3/4 cup cider vinegar
1/4 cup malt vinegar
1/4 cup sugar
1 tbsp paprika
1 tbsp crushed red pepper
1/4 onion
1 jalapeño
6 eggs

Boil the eggies, let them cool, remove the shells. Put all the other stuff in a pot, boil it for a bit, let it cool. Put the eggs in a jar, put the juice in the jar, seal the jar. Leave it in a cool place for about a week. And I mean 'cool' temperature wise. It's not sufficient to leave it in the presence of the Fonz for a week.

Keep in mind, this recipe is a work in progress, but I'm pretty sure it won't kill you. But no promises.

Monday, February 27, 2012

It Smells Like Spicy Easter In Here

Deviling Eggs

Devil Spices
The Ceremony Is About to Commence
I had this idea, right. It's not going to be ready for some days, but I can't wait to start talking about it. Consider this a preview.

So here's my fundamental dilema. Point 1: My rickety old cardiovascular thingamy tends to pour on the psi. Point 2: A need for weird prepared foods is the very core of my being.

Overstated point 2 a bit. To be honest it's more like the D'' layer.

Anyway. The point is that 1 & 2 don't go together very well. This is because most prepared foods, weird or not, are basically just flavored salt.

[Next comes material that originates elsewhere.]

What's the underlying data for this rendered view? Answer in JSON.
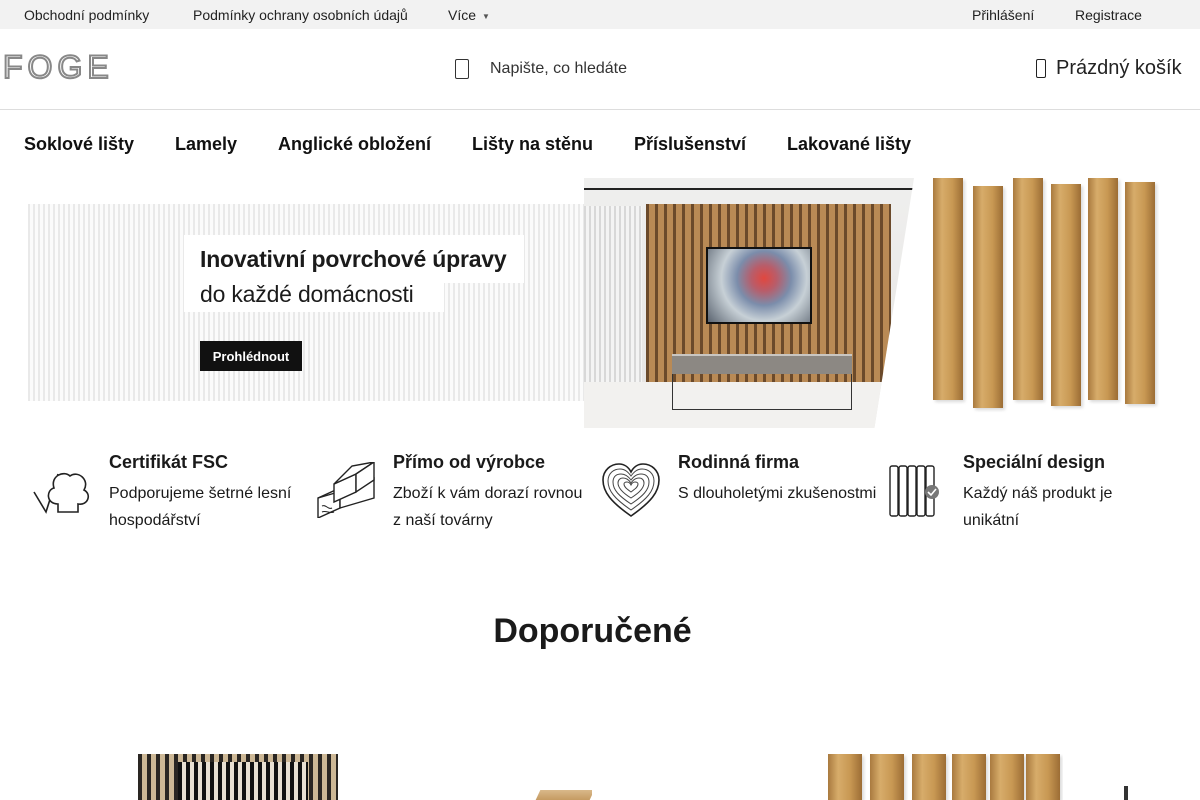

One day last week I got a sandwich from sbux and noticed that it accounted for 47% of the recommended salt intake for the day. That sounds like something I'm making up. But I'm not. Not at all. So I think, maybe, before the blood just erupts from my temples, that I need to take charge of the whole show.

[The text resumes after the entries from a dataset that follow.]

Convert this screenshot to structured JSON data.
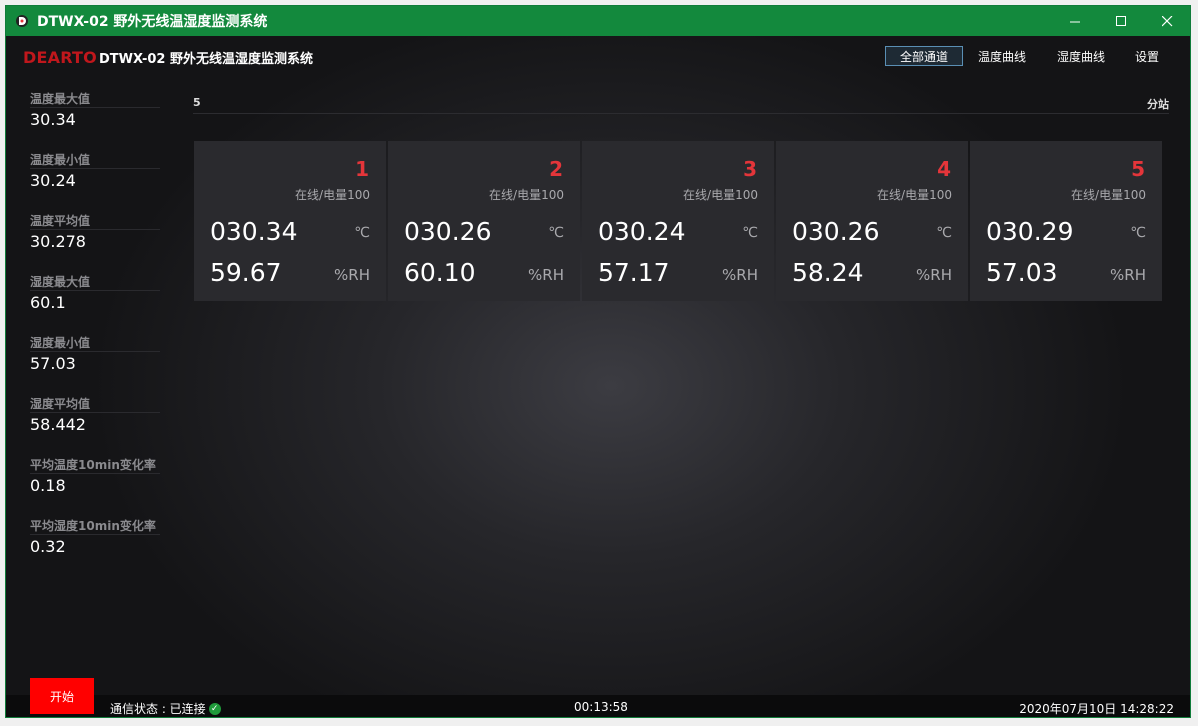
{
  "window": {
    "title": "DTWX-02 野外无线温湿度监测系统",
    "controls": {
      "minimize": "—",
      "maximize": "☐",
      "close": "✕"
    }
  },
  "header": {
    "brand": "DEARTO",
    "app_title": "DTWX-02 野外无线温湿度监测系统",
    "tabs": [
      {
        "label": "全部通道",
        "active": true
      },
      {
        "label": "温度曲线",
        "active": false
      },
      {
        "label": "湿度曲线",
        "active": false
      },
      {
        "label": "设置",
        "active": false
      }
    ]
  },
  "stats": [
    {
      "label": "温度最大值",
      "value": "30.34"
    },
    {
      "label": "温度最小值",
      "value": "30.24"
    },
    {
      "label": "温度平均值",
      "value": "30.278"
    },
    {
      "label": "湿度最大值",
      "value": "60.1"
    },
    {
      "label": "湿度最小值",
      "value": "57.03"
    },
    {
      "label": "湿度平均值",
      "value": "58.442"
    },
    {
      "label": "平均温度10min变化率",
      "value": "0.18"
    },
    {
      "label": "平均湿度10min变化率",
      "value": "0.32"
    }
  ],
  "station_list": {
    "count": "5",
    "label": "分站"
  },
  "stations": [
    {
      "id": "1",
      "status": "在线/电量100",
      "temp": "030.34",
      "temp_unit": "℃",
      "humidity": "59.67",
      "hum_unit": "%RH"
    },
    {
      "id": "2",
      "status": "在线/电量100",
      "temp": "030.26",
      "temp_unit": "℃",
      "humidity": "60.10",
      "hum_unit": "%RH"
    },
    {
      "id": "3",
      "status": "在线/电量100",
      "temp": "030.24",
      "temp_unit": "℃",
      "humidity": "57.17",
      "hum_unit": "%RH"
    },
    {
      "id": "4",
      "status": "在线/电量100",
      "temp": "030.26",
      "temp_unit": "℃",
      "humidity": "58.24",
      "hum_unit": "%RH"
    },
    {
      "id": "5",
      "status": "在线/电量100",
      "temp": "030.29",
      "temp_unit": "℃",
      "humidity": "57.03",
      "hum_unit": "%RH"
    }
  ],
  "footer": {
    "start_label": "开始",
    "comm_status": "通信状态 : 已连接",
    "elapsed": "00:13:58",
    "datetime": "2020年07月10日 14:28:22"
  },
  "colors": {
    "title_bar": "#13893d",
    "brand": "#c0171c",
    "station_id": "#e4353a",
    "start_button": "#ff0000"
  }
}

The solution to my dilema is simple, if not easy. I prepare my own ridiculous food (I know, you're shocked, right?) sans salt.

And lo, these spicy pickled eggs have no added salt. And probably they'll have some flavor. I dunno. I'm just winging this. I made the recipe up as I went, while looking at this.

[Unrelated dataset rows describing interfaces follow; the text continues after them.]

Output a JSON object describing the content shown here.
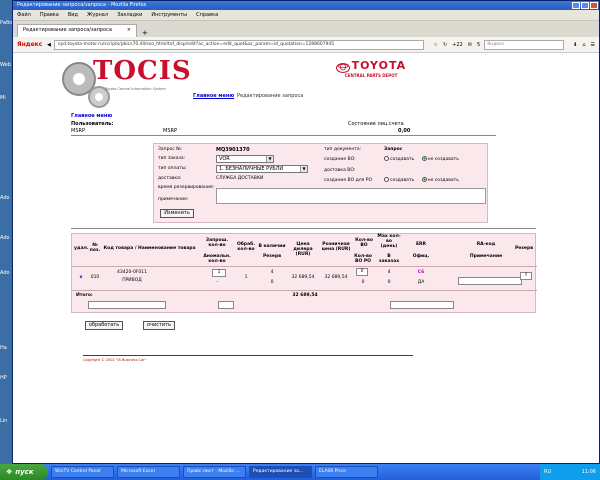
{
  "desktop": {
    "icons": [
      "Рабо",
      "Web",
      "Mi",
      "Ado",
      "Ado",
      "Ado",
      "На",
      "HP",
      "Lin"
    ]
  },
  "window": {
    "title": "Редактирование запроса/запроса - Mozilla Firefox"
  },
  "menu": [
    "Файл",
    "Правка",
    "Вид",
    "Журнал",
    "Закладки",
    "Инструменты",
    "Справка"
  ],
  "tab": {
    "label": "Редактирование запроса/запроса",
    "close": "×",
    "plus": "+"
  },
  "urlbar": {
    "logo": "Яндекс",
    "url": "cpd.toyota-motor.ru/scripts/pbics70.dll/sso_html/tof_disp/edit?ac_action=edit_quot&ac_param=id_quotation=1288607945",
    "count1": "+22",
    "count2": "5",
    "search_placeholder": "Яндекс"
  },
  "header": {
    "tocis": "TOCIS",
    "tocis_sub": "Toyota Central Information System",
    "toyota": "TOYOTA",
    "toyota_sub": "CENTRAL PARTS DEPOT",
    "nav_main": "Главное меню",
    "nav_edit": "Редактирование запроса"
  },
  "info": {
    "page_heading": "Главное меню",
    "users_label": "Пользователь:",
    "msrp_a": "MSRP",
    "msrp_b": "MSRP",
    "account_label": "Состояние лиц.счета",
    "account_value": "0,00"
  },
  "form": {
    "req_no_label": "Запрос №:",
    "req_no_value": "MQ3901370",
    "order_type_label": "тип заказа:",
    "order_type_value": "VOR",
    "payment_label": "тип оплаты:",
    "payment_value": "1. БЕЗНАЛИЧНЫЕ РУБЛИ",
    "delivery_label": "доставка:",
    "delivery_value": "СЛУЖБА ДОСТАВКИ",
    "reserve_time_label": "время резервирования:",
    "note_label": "примечание:",
    "doc_type_label": "тип документа:",
    "request_header": "Запрос",
    "created_bo_label": "создание ВО:",
    "delivery_bo_label": "доставка ВО:",
    "created_bo_po_label": "создание ВО для PO",
    "radio_create": "создавать",
    "radio_no_create": "не создавать",
    "change_button": "Изменить"
  },
  "table": {
    "headers": {
      "del": "удал.",
      "pos": "№ поз.",
      "code": "Код товара / Наименование товара",
      "req_qty": "Запрош. кол-во",
      "absent_qty": "Аномальн. кол-во",
      "proc_qty": "Обраб. кол-во",
      "available": "В наличии",
      "reserve": "Резерв",
      "price_dealer": "Цена дилера (RUR)",
      "retail_price": "Розничная цена (RUR)",
      "qty_bo": "Кол-во ВО",
      "qty_bo_po": "Кол-во ВО PO",
      "max_qty": "Max кол-во (день)",
      "in_order": "В заказах",
      "err": "ERR",
      "offc": "Офиц.",
      "ra_code": "RA-код",
      "note": "Примечание",
      "reserve2": "Резерв"
    },
    "row": {
      "del": "x",
      "pos": "010",
      "code": "43420-0F011",
      "name": "ПРИВОД",
      "req_qty": "1",
      "absent_qty": "-",
      "proc_qty": "1",
      "available": "4",
      "reserve": "0",
      "price_dealer": "32 689,54",
      "retail_price": "32 689,54",
      "qty_bo": "0",
      "qty_bo_po": "0",
      "max_qty": "4",
      "in_order": "0",
      "err": "C6",
      "offc": "ДА",
      "btn": "!"
    },
    "total_label": "Итого:",
    "total_value": "32 689,54"
  },
  "actions": {
    "process": "обработать",
    "clear": "очистить"
  },
  "footer": {
    "copyright": "Copyright © 2002 \"IA Business Car\""
  },
  "taskbar": {
    "start": "пуск",
    "tasks": [
      "WinTV Control Panel",
      "Microsoft Excel",
      "Прайс-лист - Mozilla ...",
      "Редактирование за...",
      "ELASK Price"
    ],
    "lang": "RU",
    "time": "11:06"
  }
}
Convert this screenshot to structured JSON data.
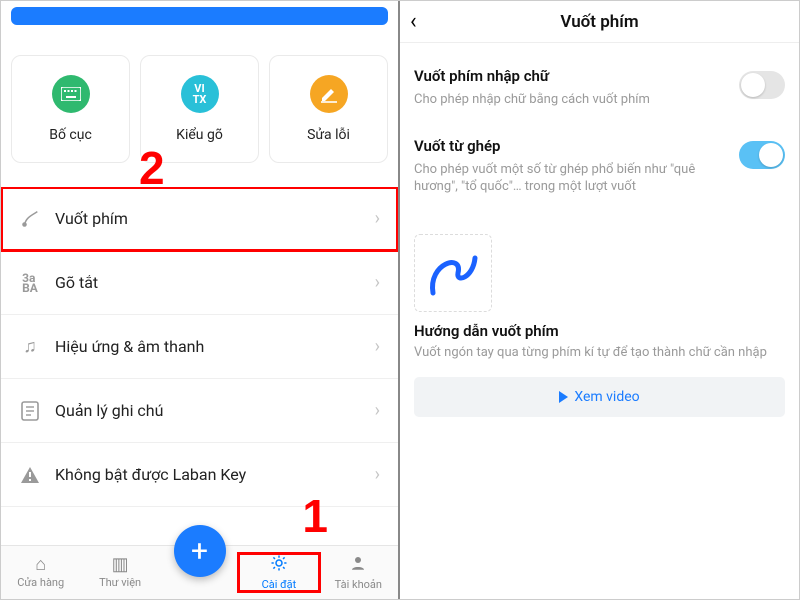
{
  "left": {
    "cards": [
      {
        "label": "Bố cục"
      },
      {
        "label": "Kiểu gõ"
      },
      {
        "label": "Sửa lỗi"
      }
    ],
    "rows": [
      {
        "label": "Vuốt phím"
      },
      {
        "label": "Gõ tắt"
      },
      {
        "label": "Hiệu ứng & âm thanh"
      },
      {
        "label": "Quản lý ghi chú"
      },
      {
        "label": "Không bật được Laban Key"
      }
    ],
    "tabs": [
      {
        "label": "Cửa hàng"
      },
      {
        "label": "Thư viện"
      },
      {
        "label": ""
      },
      {
        "label": "Cài đặt"
      },
      {
        "label": "Tài khoản"
      }
    ],
    "annotations": {
      "one": "1",
      "two": "2"
    }
  },
  "right": {
    "title": "Vuốt phím",
    "settings": [
      {
        "title": "Vuốt phím nhập chữ",
        "desc": "Cho phép nhập chữ bằng cách vuốt phím",
        "on": false
      },
      {
        "title": "Vuốt từ ghép",
        "desc": "Cho phép vuốt một số từ ghép phổ biến như \"quê hương\", \"tổ quốc\"… trong một lượt vuốt",
        "on": true
      }
    ],
    "guide": {
      "title": "Hướng dẫn vuốt phím",
      "desc": "Vuốt ngón tay qua từng phím kí tự để tạo thành chữ cần nhập",
      "button": "Xem video"
    }
  }
}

We'll know in about a week. That's when the fun really begins. That's when we move on to phase 2. heeeee!


Sunday, February 19, 2012

Onigiri at BibimBap [Joomuk-bap]

BibimBap is in the spot formerly occupied by Bento Kudasai. The place has changed owners, names etc. several times in the past year or two. I used to be called Grab N Bowl, which I never went to because it was called Grab N Bowl. BibimBap is apparently new enough that nobody has interneted it yet. I'm not going to be the one. At least not today.

Anyway, I thought I'd stop in for a light breakfast. Onigiri breakfast.

spicy tuna, fried anchovy, crab meat

Yes, that's an anchovy's head. Fried Anchovy joomuk-bap.

crab meat joomuk-bap

spicy tuna joomuk-bap

This being a Korean place, I think it's probably more properly called joomukbob or joomuk-bap. And, indeed, these are not the triangles of rice with stuff in the middle that I was expecting.

Not that I'm complaining. These things were good.

Well, the crab and the spicy tuna were fantastic. The fried anchovy was just a bit much.

Because it was a giant ball of fried anchovies.

A. Giant. ball of fried anchovies.

Heads and all. Now, I like weird preserved fish things as much as the next man. But no. Don't think I'm having it again.

Other stuff, yeah. I'll go back for the other stuff.

Sunday, February 5, 2012

Chocolate Orange Toasty

The best thing ever

cali style sweet orange marmalade
ooooh yeah [smashes through wall]

Oh, Leffy done did it again.

Culinary history is happening right here. right now.

Your classic PB&J has many variations, but they all fall in to the larger "nut butter and sweet fruit preserves sandwich" category. So does this. It is the OM&N, the Orange Marmalade and Nutella sandwich.

It is made, as you can see, from California Style Sweet Orange marmalade, Nutella, and white toast. It goes together like a standard PB&J on toast. And it is the best thing ever.

I'm not even joking. It is literally and objectively the best thing ever to happen in the history of the universe. It even surpasses the Raspberry Jam and Nutella sandwich (not an easy feat).

You're welcome.